- WORK TO BE COMPLETED
Wherever the word "search" occurs in the listing, copy the whole line.

:: INPUT FOR THIS TASK ::

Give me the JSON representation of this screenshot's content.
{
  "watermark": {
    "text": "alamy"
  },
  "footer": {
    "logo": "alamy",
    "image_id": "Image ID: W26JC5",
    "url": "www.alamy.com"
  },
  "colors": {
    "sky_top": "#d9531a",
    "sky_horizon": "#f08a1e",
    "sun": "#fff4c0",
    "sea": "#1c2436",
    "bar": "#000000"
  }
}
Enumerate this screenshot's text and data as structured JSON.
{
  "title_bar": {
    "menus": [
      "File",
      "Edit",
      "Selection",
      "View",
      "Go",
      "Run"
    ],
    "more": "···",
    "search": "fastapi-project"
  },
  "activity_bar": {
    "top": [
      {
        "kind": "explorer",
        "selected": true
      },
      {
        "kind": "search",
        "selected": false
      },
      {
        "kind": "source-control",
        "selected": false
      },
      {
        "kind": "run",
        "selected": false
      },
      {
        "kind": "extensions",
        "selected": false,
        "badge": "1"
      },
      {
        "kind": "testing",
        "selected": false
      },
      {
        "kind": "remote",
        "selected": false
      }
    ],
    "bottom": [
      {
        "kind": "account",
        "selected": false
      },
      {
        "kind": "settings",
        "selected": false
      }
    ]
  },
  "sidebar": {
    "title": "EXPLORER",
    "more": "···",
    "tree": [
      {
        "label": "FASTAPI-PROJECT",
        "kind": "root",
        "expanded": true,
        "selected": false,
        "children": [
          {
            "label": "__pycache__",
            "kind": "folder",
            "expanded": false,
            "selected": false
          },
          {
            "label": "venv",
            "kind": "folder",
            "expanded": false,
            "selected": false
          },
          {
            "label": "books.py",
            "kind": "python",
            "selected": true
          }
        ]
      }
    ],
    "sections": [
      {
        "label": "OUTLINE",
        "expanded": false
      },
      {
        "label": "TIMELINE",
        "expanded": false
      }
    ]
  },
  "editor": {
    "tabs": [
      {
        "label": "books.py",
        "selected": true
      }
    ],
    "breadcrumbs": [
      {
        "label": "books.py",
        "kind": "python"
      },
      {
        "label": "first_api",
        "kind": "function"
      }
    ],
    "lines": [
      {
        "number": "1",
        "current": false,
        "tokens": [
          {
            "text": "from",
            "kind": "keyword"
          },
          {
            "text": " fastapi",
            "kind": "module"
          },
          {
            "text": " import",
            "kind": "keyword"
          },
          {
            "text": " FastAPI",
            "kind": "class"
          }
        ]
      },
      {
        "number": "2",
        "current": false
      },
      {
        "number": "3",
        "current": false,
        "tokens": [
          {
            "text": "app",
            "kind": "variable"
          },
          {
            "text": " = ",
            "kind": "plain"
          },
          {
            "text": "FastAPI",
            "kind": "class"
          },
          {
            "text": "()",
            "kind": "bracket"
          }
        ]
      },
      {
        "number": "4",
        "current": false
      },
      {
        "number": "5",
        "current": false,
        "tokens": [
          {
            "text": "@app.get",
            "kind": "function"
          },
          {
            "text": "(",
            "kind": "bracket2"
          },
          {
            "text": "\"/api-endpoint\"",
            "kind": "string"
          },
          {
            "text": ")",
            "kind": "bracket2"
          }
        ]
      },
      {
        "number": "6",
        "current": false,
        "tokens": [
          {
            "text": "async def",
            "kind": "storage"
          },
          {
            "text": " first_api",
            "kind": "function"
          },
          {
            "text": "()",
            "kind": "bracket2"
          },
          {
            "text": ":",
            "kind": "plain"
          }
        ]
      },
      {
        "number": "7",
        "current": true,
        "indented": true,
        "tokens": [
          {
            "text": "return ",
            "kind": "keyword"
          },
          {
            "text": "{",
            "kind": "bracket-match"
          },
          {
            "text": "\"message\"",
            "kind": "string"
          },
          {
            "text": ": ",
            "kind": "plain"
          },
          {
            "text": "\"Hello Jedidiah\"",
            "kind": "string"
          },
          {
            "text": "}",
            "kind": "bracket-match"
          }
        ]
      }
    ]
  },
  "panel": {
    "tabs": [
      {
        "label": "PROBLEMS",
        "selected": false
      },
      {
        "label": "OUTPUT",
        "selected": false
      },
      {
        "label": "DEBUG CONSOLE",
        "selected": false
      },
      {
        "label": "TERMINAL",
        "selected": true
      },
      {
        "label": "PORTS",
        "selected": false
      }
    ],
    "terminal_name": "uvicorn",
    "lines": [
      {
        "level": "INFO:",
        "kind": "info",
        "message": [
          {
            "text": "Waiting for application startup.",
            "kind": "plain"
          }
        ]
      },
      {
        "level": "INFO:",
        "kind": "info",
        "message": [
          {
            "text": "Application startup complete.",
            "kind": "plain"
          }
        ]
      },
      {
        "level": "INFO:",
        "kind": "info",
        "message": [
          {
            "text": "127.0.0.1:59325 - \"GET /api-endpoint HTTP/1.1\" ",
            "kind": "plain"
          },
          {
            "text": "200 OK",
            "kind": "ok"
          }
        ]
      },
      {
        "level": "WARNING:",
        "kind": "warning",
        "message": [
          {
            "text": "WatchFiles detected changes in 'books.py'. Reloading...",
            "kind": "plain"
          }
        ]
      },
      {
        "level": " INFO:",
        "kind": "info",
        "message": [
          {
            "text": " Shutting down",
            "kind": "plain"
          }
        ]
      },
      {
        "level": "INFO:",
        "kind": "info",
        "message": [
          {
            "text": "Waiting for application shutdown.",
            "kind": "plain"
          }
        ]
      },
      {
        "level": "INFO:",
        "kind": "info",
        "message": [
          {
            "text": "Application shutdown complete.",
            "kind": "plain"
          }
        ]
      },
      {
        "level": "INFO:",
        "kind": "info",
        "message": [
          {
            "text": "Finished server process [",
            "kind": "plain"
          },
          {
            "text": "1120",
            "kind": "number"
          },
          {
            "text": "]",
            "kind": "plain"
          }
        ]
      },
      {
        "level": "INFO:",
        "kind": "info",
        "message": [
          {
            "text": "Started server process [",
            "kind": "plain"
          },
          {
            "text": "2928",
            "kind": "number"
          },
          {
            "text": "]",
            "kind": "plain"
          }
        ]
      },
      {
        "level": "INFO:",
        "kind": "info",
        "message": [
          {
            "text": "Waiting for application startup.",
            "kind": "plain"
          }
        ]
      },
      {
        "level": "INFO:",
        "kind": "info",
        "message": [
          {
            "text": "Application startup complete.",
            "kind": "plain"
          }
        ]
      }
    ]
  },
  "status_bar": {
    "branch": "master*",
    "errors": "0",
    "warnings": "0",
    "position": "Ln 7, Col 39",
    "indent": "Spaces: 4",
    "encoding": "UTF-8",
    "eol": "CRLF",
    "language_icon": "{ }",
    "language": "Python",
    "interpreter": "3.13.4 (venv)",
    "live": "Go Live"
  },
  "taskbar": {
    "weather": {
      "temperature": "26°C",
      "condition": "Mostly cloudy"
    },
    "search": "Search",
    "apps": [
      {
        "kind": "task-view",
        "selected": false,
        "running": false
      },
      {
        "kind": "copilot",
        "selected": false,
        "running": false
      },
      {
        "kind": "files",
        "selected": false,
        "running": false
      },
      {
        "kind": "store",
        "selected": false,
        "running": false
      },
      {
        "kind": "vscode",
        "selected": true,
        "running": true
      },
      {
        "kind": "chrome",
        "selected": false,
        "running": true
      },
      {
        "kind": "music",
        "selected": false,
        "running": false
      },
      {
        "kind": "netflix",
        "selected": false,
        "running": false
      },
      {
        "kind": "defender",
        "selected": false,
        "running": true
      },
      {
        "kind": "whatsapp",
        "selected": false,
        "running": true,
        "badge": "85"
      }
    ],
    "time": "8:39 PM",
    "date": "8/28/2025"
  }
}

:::

- RESULT OF THE TASK
    "search": "fastapi-project"
        "kind": "search",
    "search": "Search",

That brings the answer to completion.